by Derk Bil, reviewed on
We had the unexpected pleasure of having Pillars of Eternity showcased to us by two heroes of the role-playing genre, Josh Sawyer and Adam Brennecke. Longtime admirer of their work, I lost my ability to speak, though only for a short while. This was Gamescom and we had a schedule to keep - no time to waste on speechlessness!
Playable races in Pillars include Humans, Dwarfs, Elves, Aumaua, Orlan and Godlike. The first three need no explanation - they’re the bread and butter of most fantasy role-playing games. The Aumaua are a tall, intimidating semi-aquatic race of humanoids. The Orlan are no taller than dwarves - but less bulky - and sport feral features like piercing eyes, two-toned skin and large furry ears. The Godlike sprout horns and have either been blessed or cursed by the gods. The Godlike come in four different sub races: moon, fire, nature and death. You can choose the parentage of godlike characters from the other races.
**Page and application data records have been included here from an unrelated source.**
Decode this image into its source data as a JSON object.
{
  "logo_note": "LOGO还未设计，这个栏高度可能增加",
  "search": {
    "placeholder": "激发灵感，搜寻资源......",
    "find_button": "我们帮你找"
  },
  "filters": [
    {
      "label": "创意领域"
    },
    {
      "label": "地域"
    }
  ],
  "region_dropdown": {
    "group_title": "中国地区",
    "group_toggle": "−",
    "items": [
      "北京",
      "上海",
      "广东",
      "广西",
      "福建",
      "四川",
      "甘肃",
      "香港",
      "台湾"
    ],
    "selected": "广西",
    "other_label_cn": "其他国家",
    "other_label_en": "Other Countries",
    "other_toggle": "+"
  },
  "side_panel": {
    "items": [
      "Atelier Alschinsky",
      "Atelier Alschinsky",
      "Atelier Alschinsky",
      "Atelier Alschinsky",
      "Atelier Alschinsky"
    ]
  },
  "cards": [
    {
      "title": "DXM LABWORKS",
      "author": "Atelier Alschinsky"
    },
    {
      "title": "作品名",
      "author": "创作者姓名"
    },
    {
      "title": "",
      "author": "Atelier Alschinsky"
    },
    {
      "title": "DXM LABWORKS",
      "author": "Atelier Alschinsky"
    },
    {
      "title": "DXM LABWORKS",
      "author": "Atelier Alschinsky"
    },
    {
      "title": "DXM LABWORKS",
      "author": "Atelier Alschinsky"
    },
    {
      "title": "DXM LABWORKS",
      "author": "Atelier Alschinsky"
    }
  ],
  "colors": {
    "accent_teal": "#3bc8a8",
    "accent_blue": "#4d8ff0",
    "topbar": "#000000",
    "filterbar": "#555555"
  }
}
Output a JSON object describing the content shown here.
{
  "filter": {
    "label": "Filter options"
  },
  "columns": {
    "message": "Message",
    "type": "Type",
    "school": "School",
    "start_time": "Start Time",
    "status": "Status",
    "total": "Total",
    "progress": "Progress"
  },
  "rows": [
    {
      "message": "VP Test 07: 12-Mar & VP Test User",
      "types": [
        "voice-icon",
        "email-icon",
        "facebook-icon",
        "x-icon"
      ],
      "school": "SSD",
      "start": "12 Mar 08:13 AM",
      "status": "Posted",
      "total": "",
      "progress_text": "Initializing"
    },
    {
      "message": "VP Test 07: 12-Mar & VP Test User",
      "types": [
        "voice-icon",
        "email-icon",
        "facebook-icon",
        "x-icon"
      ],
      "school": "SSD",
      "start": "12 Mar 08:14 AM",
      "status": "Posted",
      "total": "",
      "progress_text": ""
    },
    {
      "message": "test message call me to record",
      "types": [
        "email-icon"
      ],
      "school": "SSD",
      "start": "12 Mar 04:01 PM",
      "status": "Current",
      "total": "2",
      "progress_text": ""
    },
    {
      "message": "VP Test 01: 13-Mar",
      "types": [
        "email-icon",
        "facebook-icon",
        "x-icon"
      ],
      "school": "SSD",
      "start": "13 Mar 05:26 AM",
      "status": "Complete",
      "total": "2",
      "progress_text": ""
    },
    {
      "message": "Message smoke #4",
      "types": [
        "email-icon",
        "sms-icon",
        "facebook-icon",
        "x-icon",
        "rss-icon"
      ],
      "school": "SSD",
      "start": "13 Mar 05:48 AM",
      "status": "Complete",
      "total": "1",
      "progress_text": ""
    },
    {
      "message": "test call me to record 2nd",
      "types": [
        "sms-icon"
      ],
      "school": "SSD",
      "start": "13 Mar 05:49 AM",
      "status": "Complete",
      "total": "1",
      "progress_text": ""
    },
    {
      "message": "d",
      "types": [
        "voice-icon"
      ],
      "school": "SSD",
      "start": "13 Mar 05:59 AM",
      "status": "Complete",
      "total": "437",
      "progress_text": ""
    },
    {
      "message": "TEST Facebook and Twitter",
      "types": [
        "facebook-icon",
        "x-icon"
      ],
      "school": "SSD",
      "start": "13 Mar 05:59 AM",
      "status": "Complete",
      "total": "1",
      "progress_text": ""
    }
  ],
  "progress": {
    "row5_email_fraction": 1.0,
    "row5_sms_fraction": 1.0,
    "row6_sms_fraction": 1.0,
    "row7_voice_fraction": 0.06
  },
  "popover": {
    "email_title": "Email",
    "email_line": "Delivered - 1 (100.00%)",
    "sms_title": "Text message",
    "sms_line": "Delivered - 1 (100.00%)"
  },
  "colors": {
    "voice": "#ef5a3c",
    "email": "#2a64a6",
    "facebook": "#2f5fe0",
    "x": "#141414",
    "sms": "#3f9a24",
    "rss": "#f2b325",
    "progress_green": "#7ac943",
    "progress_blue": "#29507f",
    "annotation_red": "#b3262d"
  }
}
Josh and Adam started the demonstration off by choosing a Paladin as their main character out of a list that sports illustrious classes such as Cipher, Wizard, Chanter and Monk. Paladins each belong to an order. By choosing which order you belong to, you automatically choose a number of personality traits that the order stands for. When you role-play closely in accordance to those traits, you will gain additional benefits but making decisions that go against them will incur penalties. They won’t be as harsh as in classic D&D games like Icewind Dale and Baldur’s Gate where you would actually - lose - abilities by going against your characters alignment, but they will be felt nonetheless.
Assigning your character stats, you start with minimum stats for all attributes and then drop additional points to the ones you would like to boost. Things work a little differently from what you might expect. The Might attribute, for example, will not only increase both physical and magical damage done, but also the amount of healing a character can do. Constitution boosts stamina as well as health points. Intellect not only affects the strength and duration of your spells, but also the area of effect and high Resolve makes it harder for others to interrupt your actions.
You also get to choose your character’s culture and background. While the latter is merely there for role-playing purposes and on rare occasions affect your conversations, Culture has a slightly bigger impact. You character could be tweaked slightly, maybe by adding an attribute here or there or awarding you an innate proficiency. It also determines the look of the gear you have on you, which can of course be further customized later on. Adam’s customizations led to a fiery-haired Fire Godlike Paladin, belonging to the Darcozzi Paladini order, who he named Sassy.
Our first order of business was visiting an Inn. Pillar’s Kickstarter campaign gave high-end backers the opportunity to buy inns and the barkeep in this particular inn was named after one of them. Apart from food and drinks and pestering the barkeep for gossip and information inns have a few more interesting uses. You can hire henchmen and rent posh rooms that add useful, temporary character bonuses that last until the next time you rest. This should motivate players to return to town a little more often, especially since getting around is fairly easy. Fast-travel gets you to your destination 8 hour away instantly, but time will progress normally for everyone else.
There is plenty to explore in the game. Most areas will be very visible on the map, but a few will need some prying around. We stumbled upon the remainders of a statue which - would - have given us access to a hidden dungeon but we lacked the skills to get it to work. Our starter town, Dyrford, is built upon the ruins of an old city. Subsequently there will be a dungeon below to explore as well.